First Course

I felt the need to put down on paper all our family favourite recipes mainly because my children are getting interested in cooking and are constantly asking for the recipes. Instead of just typing these in MSWord I thought why not blog about them?

I intend to log here Filipino traditional or family favourites that were handed down from my mother and grandparents and other cooking experiments that are usually from cookbooks and magazines. Recipes/food featured here are not the haute cuisine type of thing. They are usually rustic and are what my family actually eats. So there won't be any of your complicated high fallutin' nosh here - definitely! I'm too lazy for that.

Besides the food influences of my parents and my maternal grandfather in particular, I often scour cookbooks or food websites for recipes that I think would be hits. When I first cook these, (my engineering background usually takes over) I would follow it precisely to the letter even getting the very exact ingredient it requires. Once I get the intention of the chef/cook then that's the time I improvise or adjust. So oftentimes the recipes here would say that it is adapted from this and that cookbook. Ingredients would lean towards what I can source from here in UK. And measurements would generally be in metric (unless I got it from an a US source).

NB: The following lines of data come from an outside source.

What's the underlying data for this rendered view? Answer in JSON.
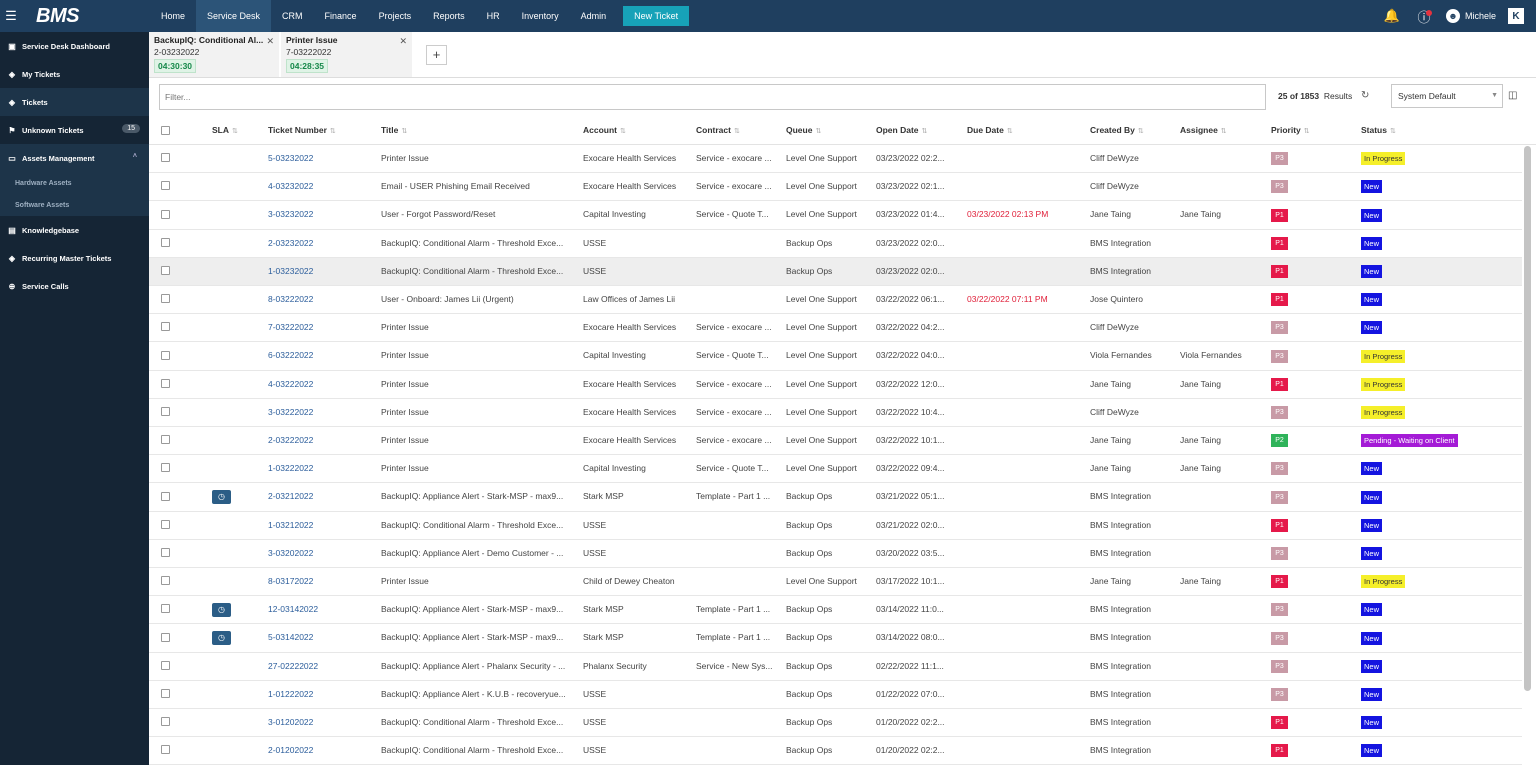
{
  "app": {
    "logo": "BMS"
  },
  "nav": {
    "items": [
      "Home",
      "Service Desk",
      "CRM",
      "Finance",
      "Projects",
      "Reports",
      "HR",
      "Inventory",
      "Admin"
    ],
    "active": "Service Desk",
    "new_ticket": "New Ticket",
    "user": "Michele",
    "k_label": "K"
  },
  "sidebar": {
    "items": [
      {
        "label": "Service Desk Dashboard",
        "icon": "dashboard-icon"
      },
      {
        "label": "My Tickets",
        "icon": "ticket-icon"
      },
      {
        "label": "Tickets",
        "icon": "ticket-icon"
      },
      {
        "label": "Unknown Tickets",
        "icon": "flag-icon",
        "badge": "15"
      },
      {
        "label": "Assets Management",
        "icon": "monitor-icon"
      },
      {
        "label": "Knowledgebase",
        "icon": "book-icon"
      },
      {
        "label": "Recurring Master Tickets",
        "icon": "ticket-icon"
      },
      {
        "label": "Service Calls",
        "icon": "lifebuoy-icon"
      }
    ],
    "sub_items": [
      "Hardware Assets",
      "Software Assets"
    ]
  },
  "tabs": [
    {
      "title": "BackupIQ: Conditional Al...",
      "number": "2-03232022",
      "timer": "04:30:30"
    },
    {
      "title": "Printer Issue",
      "number": "7-03222022",
      "timer": "04:28:35"
    }
  ],
  "toolbar": {
    "filter_placeholder": "Filter...",
    "results_count": "25 of 1853",
    "results_label": "Results",
    "view_select": "System Default"
  },
  "table": {
    "headers": [
      "SLA",
      "Ticket Number",
      "Title",
      "Account",
      "Contract",
      "Queue",
      "Open Date",
      "Due Date",
      "Created By",
      "Assignee",
      "Priority",
      "Status"
    ],
    "rows": [
      {
        "sla": false,
        "num": "5-03232022",
        "title": "Printer Issue",
        "account": "Exocare Health Services",
        "contract": "Service - exocare ...",
        "queue": "Level One Support",
        "open": "03/23/2022 02:2...",
        "due": "",
        "created": "Cliff DeWyze",
        "assignee": "",
        "priority": "P3",
        "status": "In Progress"
      },
      {
        "sla": false,
        "num": "4-03232022",
        "title": "Email - USER Phishing Email Received",
        "account": "Exocare Health Services",
        "contract": "Service - exocare ...",
        "queue": "Level One Support",
        "open": "03/23/2022 02:1...",
        "due": "",
        "created": "Cliff DeWyze",
        "assignee": "",
        "priority": "P3",
        "status": "New"
      },
      {
        "sla": false,
        "num": "3-03232022",
        "title": "User - Forgot Password/Reset",
        "account": "Capital Investing",
        "contract": "Service - Quote T...",
        "queue": "Level One Support",
        "open": "03/23/2022 01:4...",
        "due": "03/23/2022 02:13 PM",
        "created": "Jane Taing",
        "assignee": "Jane Taing",
        "priority": "P1",
        "status": "New"
      },
      {
        "sla": false,
        "num": "2-03232022",
        "title": "BackupIQ: Conditional Alarm - Threshold Exce...",
        "account": "USSE",
        "contract": "",
        "queue": "Backup Ops",
        "open": "03/23/2022 02:0...",
        "due": "",
        "created": "BMS Integration",
        "assignee": "",
        "priority": "P1",
        "status": "New"
      },
      {
        "sla": false,
        "num": "1-03232022",
        "title": "BackupIQ: Conditional Alarm - Threshold Exce...",
        "account": "USSE",
        "contract": "",
        "queue": "Backup Ops",
        "open": "03/23/2022 02:0...",
        "due": "",
        "created": "BMS Integration",
        "assignee": "",
        "priority": "P1",
        "status": "New"
      },
      {
        "sla": false,
        "num": "8-03222022",
        "title": "User - Onboard: James Lii (Urgent)",
        "account": "Law Offices of James Lii",
        "contract": "",
        "queue": "Level One Support",
        "open": "03/22/2022 06:1...",
        "due": "03/22/2022 07:11 PM",
        "created": "Jose Quintero",
        "assignee": "",
        "priority": "P1",
        "status": "New"
      },
      {
        "sla": false,
        "num": "7-03222022",
        "title": "Printer Issue",
        "account": "Exocare Health Services",
        "contract": "Service - exocare ...",
        "queue": "Level One Support",
        "open": "03/22/2022 04:2...",
        "due": "",
        "created": "Cliff DeWyze",
        "assignee": "",
        "priority": "P3",
        "status": "New"
      },
      {
        "sla": false,
        "num": "6-03222022",
        "title": "Printer Issue",
        "account": "Capital Investing",
        "contract": "Service - Quote T...",
        "queue": "Level One Support",
        "open": "03/22/2022 04:0...",
        "due": "",
        "created": "Viola Fernandes",
        "assignee": "Viola Fernandes",
        "priority": "P3",
        "status": "In Progress"
      },
      {
        "sla": false,
        "num": "4-03222022",
        "title": "Printer Issue",
        "account": "Exocare Health Services",
        "contract": "Service - exocare ...",
        "queue": "Level One Support",
        "open": "03/22/2022 12:0...",
        "due": "",
        "created": "Jane Taing",
        "assignee": "Jane Taing",
        "priority": "P1",
        "status": "In Progress"
      },
      {
        "sla": false,
        "num": "3-03222022",
        "title": "Printer Issue",
        "account": "Exocare Health Services",
        "contract": "Service - exocare ...",
        "queue": "Level One Support",
        "open": "03/22/2022 10:4...",
        "due": "",
        "created": "Cliff DeWyze",
        "assignee": "",
        "priority": "P3",
        "status": "In Progress"
      },
      {
        "sla": false,
        "num": "2-03222022",
        "title": "Printer Issue",
        "account": "Exocare Health Services",
        "contract": "Service - exocare ...",
        "queue": "Level One Support",
        "open": "03/22/2022 10:1...",
        "due": "",
        "created": "Jane Taing",
        "assignee": "Jane Taing",
        "priority": "P2",
        "status": "Pending - Waiting on Client"
      },
      {
        "sla": false,
        "num": "1-03222022",
        "title": "Printer Issue",
        "account": "Capital Investing",
        "contract": "Service - Quote T...",
        "queue": "Level One Support",
        "open": "03/22/2022 09:4...",
        "due": "",
        "created": "Jane Taing",
        "assignee": "Jane Taing",
        "priority": "P3",
        "status": "New"
      },
      {
        "sla": true,
        "num": "2-03212022",
        "title": "BackupIQ: Appliance Alert - Stark-MSP - max9...",
        "account": "Stark MSP",
        "contract": "Template - Part 1 ...",
        "queue": "Backup Ops",
        "open": "03/21/2022 05:1...",
        "due": "",
        "created": "BMS Integration",
        "assignee": "",
        "priority": "P3",
        "status": "New"
      },
      {
        "sla": false,
        "num": "1-03212022",
        "title": "BackupIQ: Conditional Alarm - Threshold Exce...",
        "account": "USSE",
        "contract": "",
        "queue": "Backup Ops",
        "open": "03/21/2022 02:0...",
        "due": "",
        "created": "BMS Integration",
        "assignee": "",
        "priority": "P1",
        "status": "New"
      },
      {
        "sla": false,
        "num": "3-03202022",
        "title": "BackupIQ: Appliance Alert - Demo Customer - ...",
        "account": "USSE",
        "contract": "",
        "queue": "Backup Ops",
        "open": "03/20/2022 03:5...",
        "due": "",
        "created": "BMS Integration",
        "assignee": "",
        "priority": "P3",
        "status": "New"
      },
      {
        "sla": false,
        "num": "8-03172022",
        "title": "Printer Issue",
        "account": "Child of Dewey Cheaton",
        "contract": "",
        "queue": "Level One Support",
        "open": "03/17/2022 10:1...",
        "due": "",
        "created": "Jane Taing",
        "assignee": "Jane Taing",
        "priority": "P1",
        "status": "In Progress"
      },
      {
        "sla": true,
        "num": "12-03142022",
        "title": "BackupIQ: Appliance Alert - Stark-MSP - max9...",
        "account": "Stark MSP",
        "contract": "Template - Part 1 ...",
        "queue": "Backup Ops",
        "open": "03/14/2022 11:0...",
        "due": "",
        "created": "BMS Integration",
        "assignee": "",
        "priority": "P3",
        "status": "New"
      },
      {
        "sla": true,
        "num": "5-03142022",
        "title": "BackupIQ: Appliance Alert - Stark-MSP - max9...",
        "account": "Stark MSP",
        "contract": "Template - Part 1 ...",
        "queue": "Backup Ops",
        "open": "03/14/2022 08:0...",
        "due": "",
        "created": "BMS Integration",
        "assignee": "",
        "priority": "P3",
        "status": "New"
      },
      {
        "sla": false,
        "num": "27-02222022",
        "title": "BackupIQ: Appliance Alert - Phalanx Security - ...",
        "account": "Phalanx Security",
        "contract": "Service - New Sys...",
        "queue": "Backup Ops",
        "open": "02/22/2022 11:1...",
        "due": "",
        "created": "BMS Integration",
        "assignee": "",
        "priority": "P3",
        "status": "New"
      },
      {
        "sla": false,
        "num": "1-01222022",
        "title": "BackupIQ: Appliance Alert - K.U.B - recoveryue...",
        "account": "USSE",
        "contract": "",
        "queue": "Backup Ops",
        "open": "01/22/2022 07:0...",
        "due": "",
        "created": "BMS Integration",
        "assignee": "",
        "priority": "P3",
        "status": "New"
      },
      {
        "sla": false,
        "num": "3-01202022",
        "title": "BackupIQ: Conditional Alarm - Threshold Exce...",
        "account": "USSE",
        "contract": "",
        "queue": "Backup Ops",
        "open": "01/20/2022 02:2...",
        "due": "",
        "created": "BMS Integration",
        "assignee": "",
        "priority": "P1",
        "status": "New"
      },
      {
        "sla": false,
        "num": "2-01202022",
        "title": "BackupIQ: Conditional Alarm - Threshold Exce...",
        "account": "USSE",
        "contract": "",
        "queue": "Backup Ops",
        "open": "01/20/2022 02:2...",
        "due": "",
        "created": "BMS Integration",
        "assignee": "",
        "priority": "P1",
        "status": "New"
      }
    ],
    "highlighted_row": 4
  },
  "colors": {
    "topbar": "#1f3f5f",
    "sidebar": "#152535",
    "accent": "#17a2b8",
    "p1": "#e5194a",
    "p2": "#2fb35a",
    "p3": "#c89aa6",
    "status_new": "#1414e0",
    "status_in_progress": "#f5ef2a",
    "status_pending": "#a41bd6"
  }
}
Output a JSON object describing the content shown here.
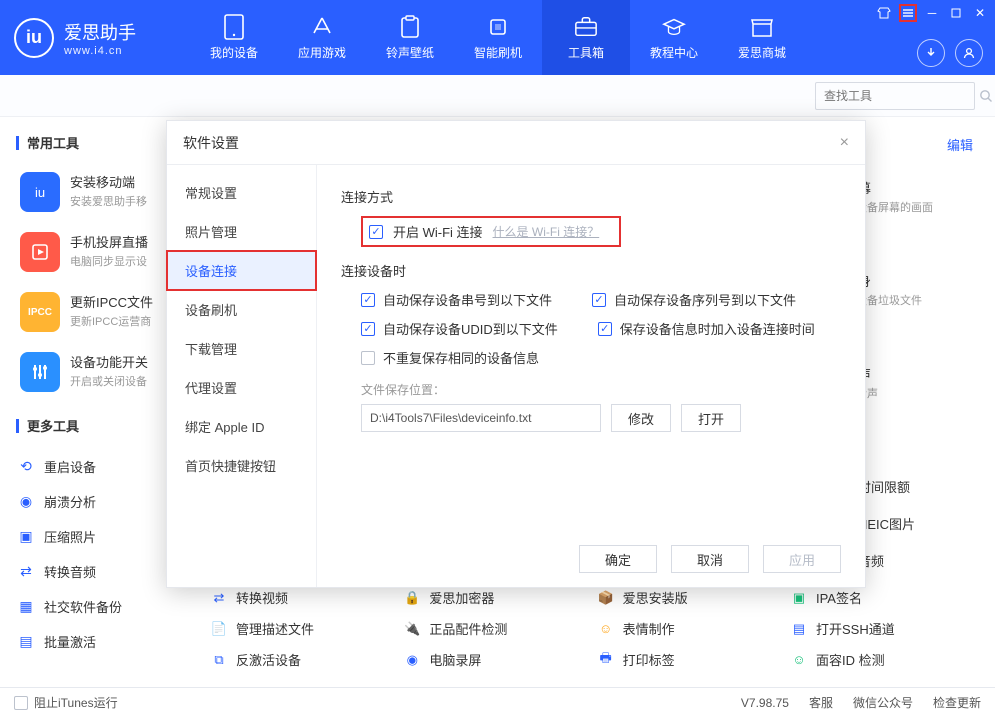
{
  "app": {
    "title": "爱思助手",
    "subtitle": "www.i4.cn"
  },
  "nav": {
    "items": [
      {
        "label": "我的设备"
      },
      {
        "label": "应用游戏"
      },
      {
        "label": "铃声壁纸"
      },
      {
        "label": "智能刷机"
      },
      {
        "label": "工具箱"
      },
      {
        "label": "教程中心"
      },
      {
        "label": "爱思商城"
      }
    ]
  },
  "search": {
    "placeholder": "查找工具"
  },
  "sections": {
    "common": "常用工具",
    "more": "更多工具",
    "edit": "编辑"
  },
  "big_tools": [
    {
      "title": "安装移动端",
      "sub": "安装爱思助手移"
    },
    {
      "title": "手机投屏直播",
      "sub": "电脑同步显示设"
    },
    {
      "title": "更新IPCC文件",
      "sub": "更新IPCC运营商"
    },
    {
      "title": "设备功能开关",
      "sub": "开启或关闭设备"
    }
  ],
  "right_hints": [
    {
      "title": "屏幕",
      "sub": "示设备屏幕的画面"
    },
    {
      "title": "瘦身",
      "sub": "理设备垃圾文件"
    },
    {
      "title": "铃声",
      "sub": "机铃声"
    }
  ],
  "more_tools": {
    "col1": [
      "重启设备",
      "崩溃分析",
      "压缩照片",
      "转换音频",
      "社交软件备份",
      "批量激活"
    ],
    "col2": [
      "转换视频",
      "管理描述文件",
      "反激活设备"
    ],
    "col3": [
      "爱思加密器",
      "正品配件检测",
      "电脑录屏"
    ],
    "col4": [
      "爱思安装版",
      "表情制作",
      "打印标签"
    ],
    "col5": [
      "解时间限额",
      "换HEIC图片",
      "改音频",
      "IPA签名",
      "打开SSH通道",
      "面容ID 检测"
    ]
  },
  "modal": {
    "title": "软件设置",
    "nav": [
      "常规设置",
      "照片管理",
      "设备连接",
      "设备刷机",
      "下载管理",
      "代理设置",
      "绑定 Apple ID",
      "首页快捷键按钮"
    ],
    "section1": "连接方式",
    "wifi_label": "开启 Wi-Fi 连接",
    "wifi_link": "什么是 Wi-Fi 连接？",
    "section2": "连接设备时",
    "opts": {
      "a": "自动保存设备串号到以下文件",
      "b": "自动保存设备序列号到以下文件",
      "c": "自动保存设备UDID到以下文件",
      "d": "保存设备信息时加入设备连接时间",
      "e": "不重复保存相同的设备信息"
    },
    "file_label": "文件保存位置：",
    "file_path": "D:\\i4Tools7\\Files\\deviceinfo.txt",
    "modify": "修改",
    "open": "打开",
    "ok": "确定",
    "cancel": "取消",
    "apply": "应用"
  },
  "status": {
    "itunes": "阻止iTunes运行",
    "version": "V7.98.75",
    "kefu": "客服",
    "wechat": "微信公众号",
    "update": "检查更新"
  }
}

My food preference leans toward Asian food mostly Filipino and Chinese although I am open to all other types of cuisines. So let's blog-a-cook on!